This may seem like a rational solution but as you witnessed, human behavior often is far from rational. There was no contingency if a passenger resisted being “re-accommodated.”
A Data-Inspired Humane Solution
As a person who spends much of her time helping to design data-inspired solution I immediately thought of a way that well-chosen data and good human instincts with a better understanding of game theory could have provided a non-violent solution. With the caveat that the real answer is to completely overhaul United’s computer systems to prevent such a mathematical fiasco let’s look at an alternative way of solving United’s Sunday afternoon problem.
Once agents realized they needed four seats for deadheading employees here’s what could have happened. While the passengers are in the boarding area, United could
- Execute a simple search on the passenger manifest and cross-reference that search with the passenger travel history to come up with a targeted list of names of people who had voluntarily given up their seat on a plane before. If none found, calculate the probability of which passengers would give of their seats using a combination of biographical, economical, attitudinal and behavioral data points.
- Once the list of names possible volunteers had been established; calculate the average price of ticket bought to come up with an apex value, a value more than the average ticket price but less than the $1,300 or so bucks an airline can offer to volunteers.
- Zollman, who has written extensively on game theory, suggests the request should not be done publicly, rather privately out of earshot of others. You can read why here. I suggest making the offer as soon as the logistical problem becomes evident. Airlines can contact passengers in a number of ways…text, email, calling them up to the ticket counter. However, they chose to do it, United could make the request of volunteers to a small targeted audience quickly and quietly. This would have raised the probability of success.
- If no offer was taken by the targeted list of volunteers, United could have done a reverse auction, starting at the highest ticket value and going down until someone swooped it up. Zollman says doing it this way makes people get engaged as if they’re part of a game. And I agree. Now the ticket value seems like a win; instead of a loss because they would have been competing against other passengers for the best deal.
The key is to make the decision seem like the person is avoiding loss. This is an essential lesson learned from prospect theory.
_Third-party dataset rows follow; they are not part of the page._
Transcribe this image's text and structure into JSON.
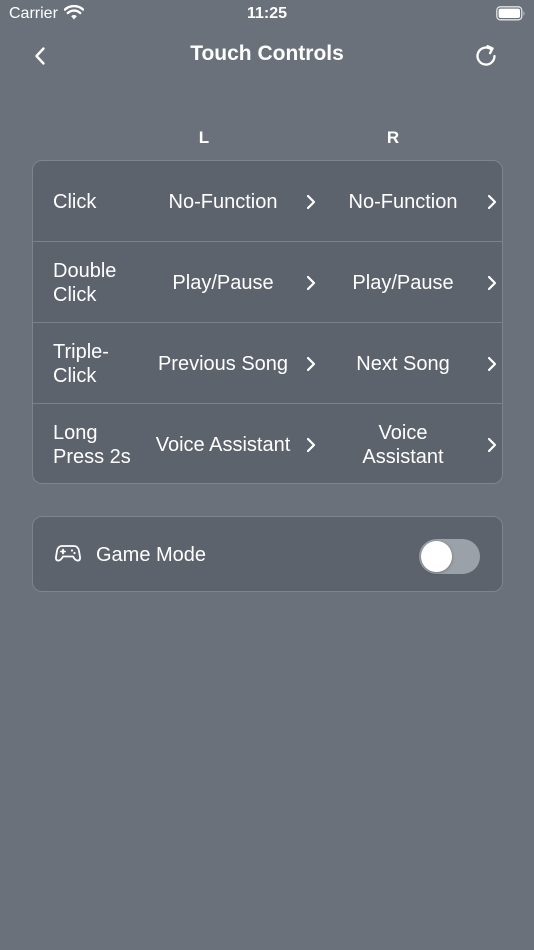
{
  "status": {
    "carrier": "Carrier",
    "time": "11:25"
  },
  "nav": {
    "title": "Touch Controls"
  },
  "columns": {
    "left": "L",
    "right": "R"
  },
  "controls": [
    {
      "label_lines": [
        "Click"
      ],
      "left": [
        "No-Function"
      ],
      "right": [
        "No-Function"
      ]
    },
    {
      "label_lines": [
        "Double",
        "Click"
      ],
      "left": [
        "Play/Pause"
      ],
      "right": [
        "Play/Pause"
      ]
    },
    {
      "label_lines": [
        "Triple-",
        "Click"
      ],
      "left": [
        "Previous Song"
      ],
      "right": [
        "Next Song"
      ]
    },
    {
      "label_lines": [
        "Long",
        "Press 2s"
      ],
      "left": [
        "Voice Assistant"
      ],
      "right": [
        "Voice",
        "Assistant"
      ]
    }
  ],
  "game_mode": {
    "label": "Game Mode",
    "enabled": false
  },
  "icons": {
    "back": "chevron-left-icon",
    "refresh": "refresh-icon",
    "game": "gamepad-icon",
    "row_chevron": "chevron-right-icon"
  },
  "colors": {
    "background": "#6a717a",
    "card": "#5d636c",
    "toggle_off": "#9ba1a8"
  }
}
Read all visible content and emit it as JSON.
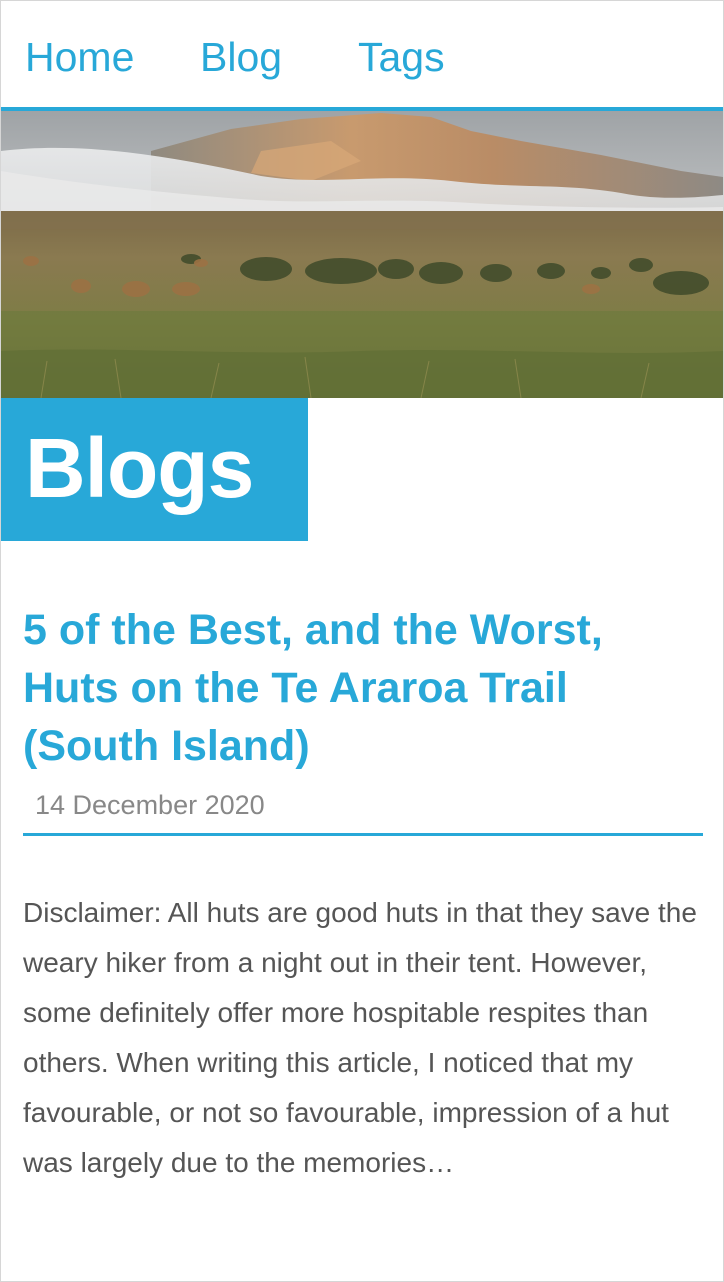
{
  "nav": {
    "items": [
      {
        "label": "Home"
      },
      {
        "label": "Blog"
      },
      {
        "label": "Tags"
      }
    ],
    "accent": "#28a8d8"
  },
  "hero": {
    "image": "landscape-photo-tussock-plain-misty-mountains"
  },
  "page": {
    "title": "Blogs"
  },
  "posts": [
    {
      "title": "5 of the Best, and the Worst, Huts on the Te Araroa Trail (South Island)",
      "date": "14 December 2020",
      "excerpt": "Disclaimer: All huts are good huts in that they save the weary hiker from a night out in their tent. However, some definitely offer more hospitable respites than others. When writing this article, I noticed that my favourable, or not so favourable, impression of a hut was largely due to the memories…"
    }
  ]
}
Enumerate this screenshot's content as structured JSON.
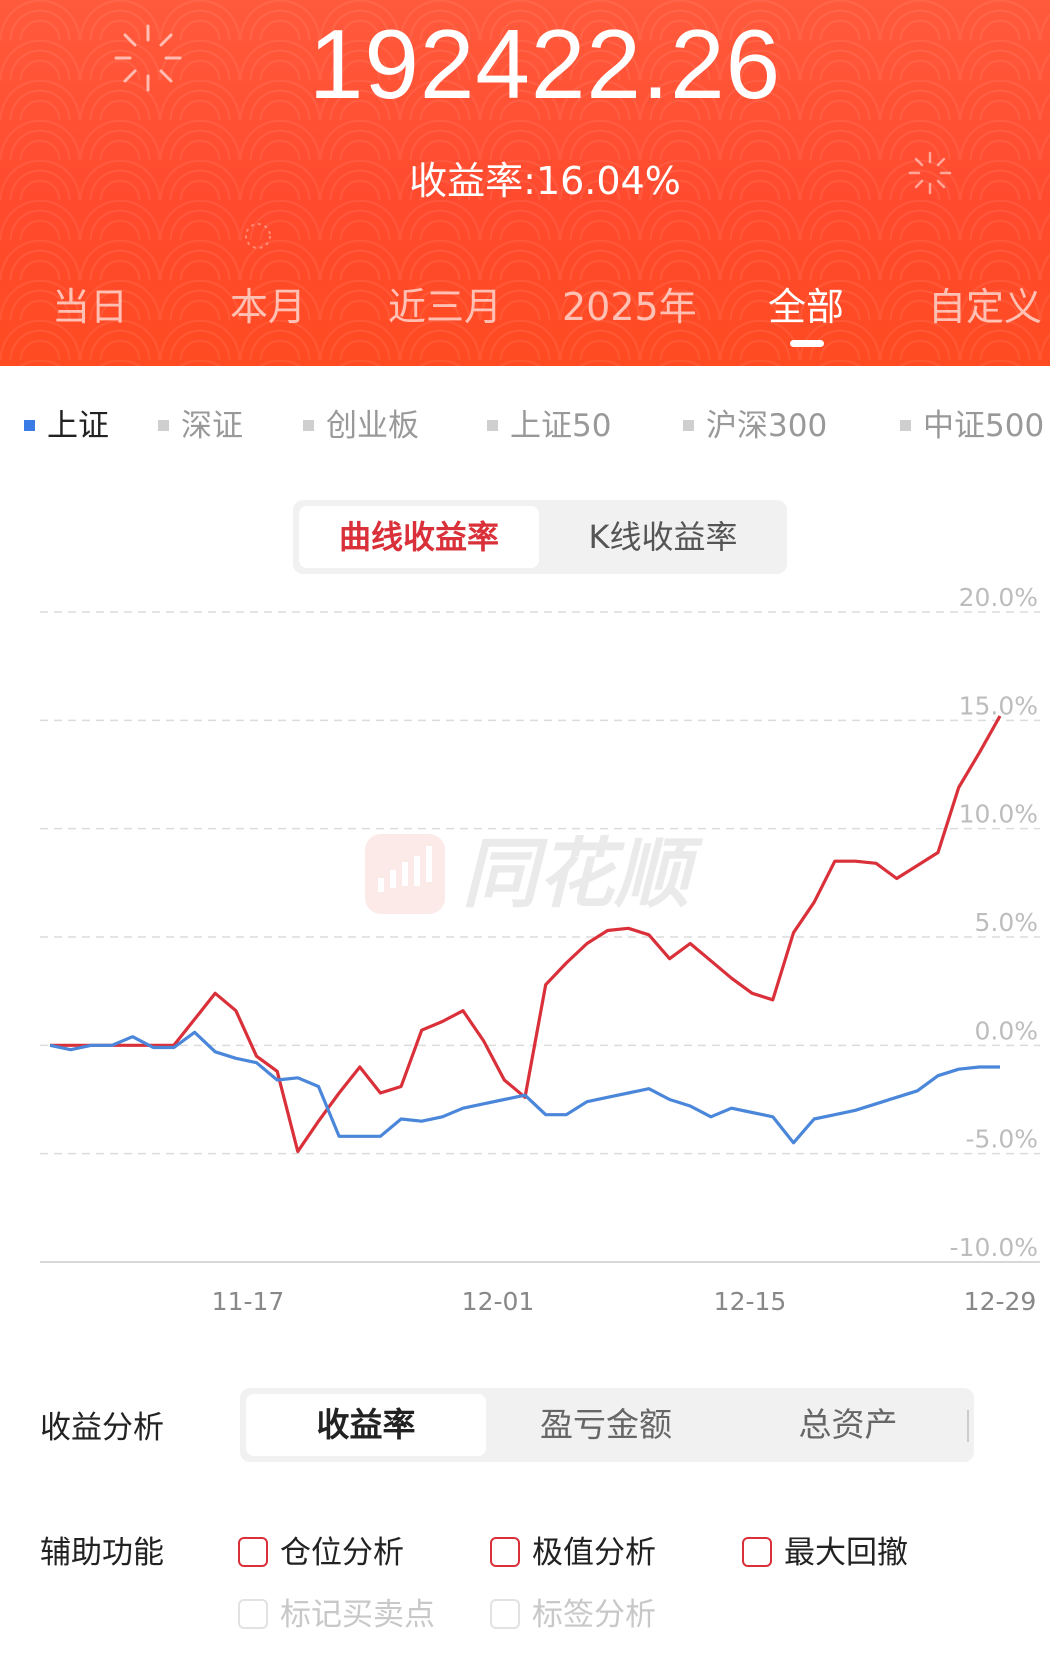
{
  "header": {
    "total_value": "192422.26",
    "rate_text": "收益率:16.04%",
    "tabs": [
      "当日",
      "本月",
      "近三月",
      "2025年",
      "全部",
      "自定义"
    ],
    "active_tab": "全部",
    "bg_color": "#ff4a2e"
  },
  "indexes": {
    "items": [
      "上证",
      "深证",
      "创业板",
      "上证50",
      "沪深300",
      "中证500"
    ],
    "active": "上证",
    "active_color": "#3b7be5"
  },
  "chart_mode": {
    "active": "曲线收益率",
    "other": "K线收益率"
  },
  "watermark": "同花顺",
  "chart_data": {
    "type": "line",
    "ylim": [
      -10,
      20
    ],
    "y_ticks": [
      "20.0%",
      "15.0%",
      "10.0%",
      "5.0%",
      "0.0%",
      "-5.0%",
      "-10.0%"
    ],
    "x_ticks": [
      "11-17",
      "12-01",
      "12-15",
      "12-29"
    ],
    "grid": true,
    "series": [
      {
        "color": "#d9303a",
        "points": [
          [
            0,
            0
          ],
          [
            1,
            0
          ],
          [
            2,
            0
          ],
          [
            3,
            0
          ],
          [
            4,
            0
          ],
          [
            5,
            0
          ],
          [
            6,
            0
          ],
          [
            7,
            1.2
          ],
          [
            8,
            2.4
          ],
          [
            9,
            1.6
          ],
          [
            10,
            -0.5
          ],
          [
            11,
            -1.2
          ],
          [
            12,
            -4.9
          ],
          [
            13,
            -3.5
          ],
          [
            14,
            -2.2
          ],
          [
            15,
            -1
          ],
          [
            16,
            -2.2
          ],
          [
            17,
            -1.9
          ],
          [
            18,
            0.7
          ],
          [
            19,
            1.1
          ],
          [
            20,
            1.6
          ],
          [
            21,
            0.2
          ],
          [
            22,
            -1.6
          ],
          [
            23,
            -2.4
          ],
          [
            24,
            2.8
          ],
          [
            25,
            3.8
          ],
          [
            26,
            4.7
          ],
          [
            27,
            5.3
          ],
          [
            28,
            5.4
          ],
          [
            29,
            5.1
          ],
          [
            30,
            4.0
          ],
          [
            31,
            4.7
          ],
          [
            32,
            3.9
          ],
          [
            33,
            3.1
          ],
          [
            34,
            2.4
          ],
          [
            35,
            2.1
          ],
          [
            36,
            5.2
          ],
          [
            37,
            6.6
          ],
          [
            38,
            8.5
          ],
          [
            39,
            8.5
          ],
          [
            40,
            8.4
          ],
          [
            41,
            7.7
          ],
          [
            42,
            8.3
          ],
          [
            43,
            8.9
          ],
          [
            44,
            11.9
          ],
          [
            45,
            13.5
          ],
          [
            46,
            15.2
          ]
        ]
      },
      {
        "color": "#4a86d9",
        "points": [
          [
            0,
            0
          ],
          [
            1,
            -0.2
          ],
          [
            2,
            0
          ],
          [
            3,
            0
          ],
          [
            4,
            0.4
          ],
          [
            5,
            -0.1
          ],
          [
            6,
            -0.1
          ],
          [
            7,
            0.6
          ],
          [
            8,
            -0.3
          ],
          [
            9,
            -0.6
          ],
          [
            10,
            -0.8
          ],
          [
            11,
            -1.6
          ],
          [
            12,
            -1.5
          ],
          [
            13,
            -1.9
          ],
          [
            14,
            -4.2
          ],
          [
            15,
            -4.2
          ],
          [
            16,
            -4.2
          ],
          [
            17,
            -3.4
          ],
          [
            18,
            -3.5
          ],
          [
            19,
            -3.3
          ],
          [
            20,
            -2.9
          ],
          [
            21,
            -2.7
          ],
          [
            22,
            -2.5
          ],
          [
            23,
            -2.3
          ],
          [
            24,
            -3.2
          ],
          [
            25,
            -3.2
          ],
          [
            26,
            -2.6
          ],
          [
            27,
            -2.4
          ],
          [
            28,
            -2.2
          ],
          [
            29,
            -2.0
          ],
          [
            30,
            -2.5
          ],
          [
            31,
            -2.8
          ],
          [
            32,
            -3.3
          ],
          [
            33,
            -2.9
          ],
          [
            34,
            -3.1
          ],
          [
            35,
            -3.3
          ],
          [
            36,
            -4.5
          ],
          [
            37,
            -3.4
          ],
          [
            38,
            -3.2
          ],
          [
            39,
            -3.0
          ],
          [
            40,
            -2.7
          ],
          [
            41,
            -2.4
          ],
          [
            42,
            -2.1
          ],
          [
            43,
            -1.4
          ],
          [
            44,
            -1.1
          ],
          [
            45,
            -1.0
          ],
          [
            46,
            -1.0
          ]
        ]
      }
    ]
  },
  "analysis": {
    "label": "收益分析",
    "options": [
      "收益率",
      "盈亏金额",
      "总资产"
    ],
    "active": "收益率"
  },
  "aux": {
    "label": "辅助功能",
    "items": [
      "仓位分析",
      "极值分析",
      "最大回撤"
    ],
    "disabled_items": [
      "标记买卖点",
      "标签分析"
    ]
  }
}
People like winning. But they like not losing more. Our aversion to loss is much, much stronger than our will to win.
In reality, United set up all its passengers to lose by putting them on the plane. Losing a seat is more risky and, ultimately hurtful, than “winning,” money. Technology can be programmed to understand this even if humans don’t.
None of the above actions could have guaranteed that four volunteers would have been found but they seem a bit more reasonable and probably but a humane solution would have been created.
Either way, I do believe that it is a case where technology and humans working together could have created a better outcome.
What do you think?